BUYOUTS: Dangdang Gets Rival Bid, Jiayuan Sidles to Exit Door

Bottom line: A new rival bid for Dangdang and the long closing period for Jiayuan’s privatization reflect growing shareholder resistance to low prices being offered for Chinese companies trying to de-list from New York.

Dangdang gets rival buyout bid

A couple of new headlines reflect the growing chorus of complaints about low bid prices being made for Chinese companies privatizing from New York, led by a surprise new rival offer for former e-commerce leader Dangdang (NYSE: DANG). In the other headline, online dating site Jiayuan (Nasdaq: DATE) is finally moving closer to the New York exit door, after a year-long process that saw the company’s original buyout offer meet with stiff resistance from shareholders unhappy about the price.

The volume of protest noise against some of the most recent offers has certainly been growing, as company shareholders try to get more money for their stock in the wave of buyout offers.

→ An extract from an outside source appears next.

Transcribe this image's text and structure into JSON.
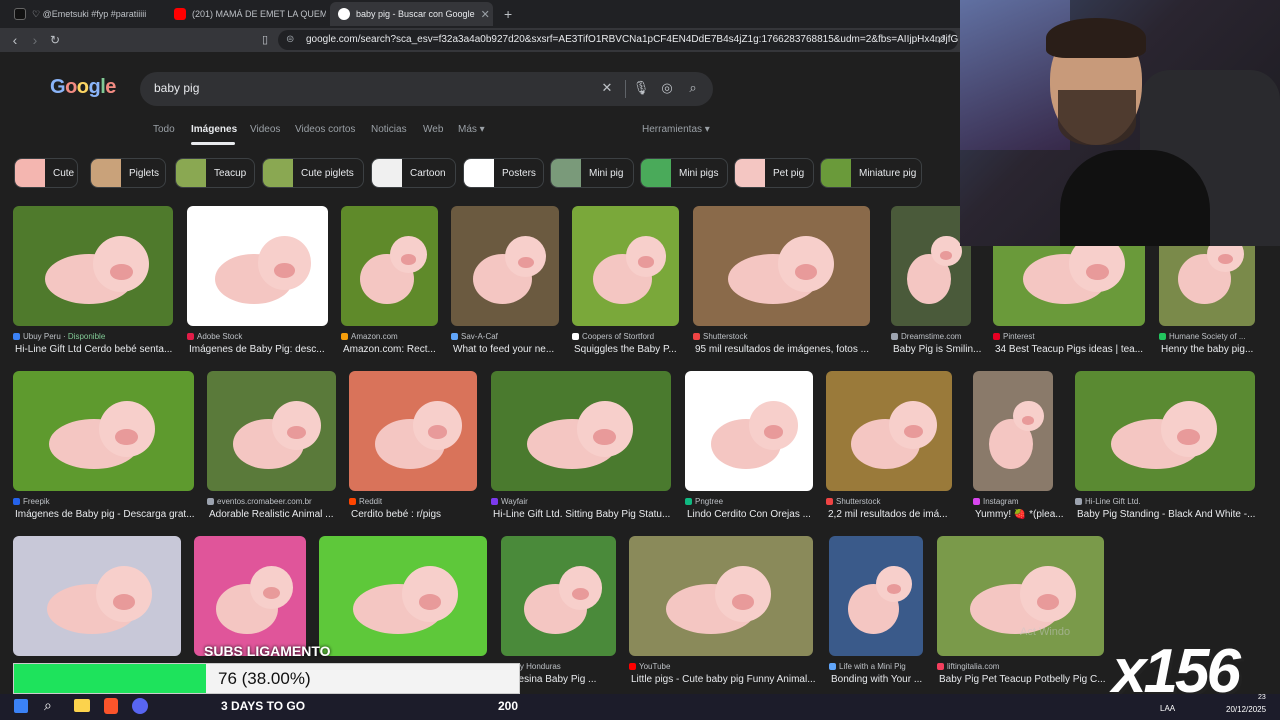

The most recent twist saw shareholders cry foul over a management-led buyout bid for online cosmetics seller Jumei (NYSE: JMEI) last month. (previous post) A slightly different but related development saw the founder of medical clinic operator iKang (Nasdaq: KANG) cry foul after his own bid for his company got trumped by a higher offer from an independent bidder. (previous post) Read Full Post…

China News Digest: March 10, 2016

The following press releases and news reports about Chinese companies were carried on March 10. To view a full article or story, click on the link next to the headline.

  • iMeigu Submits Proposal to Acquire Dangdang (NYSE: DANG) (PRNewswire)
  • Huawei Rolls Out Huawei Pay in Bid to Shake Up Mobile Payments Market (Chinese article)
  • China Smartphone Supply Chain Facing Pressure From Rising Costs – IDC (Chinese article)
  • Alibaba (NYSE: BABA) Set to Close $4 Bln Bank Loan – Reports (Chinese article)
  • Ourpalm (Shenzhen: 300315) to Buy 19 Pct of Korea’s Webzen for 1.1 Bln Yuan (English article)
  • Latest calendar for Q4 earnings reports (Earnings calendar)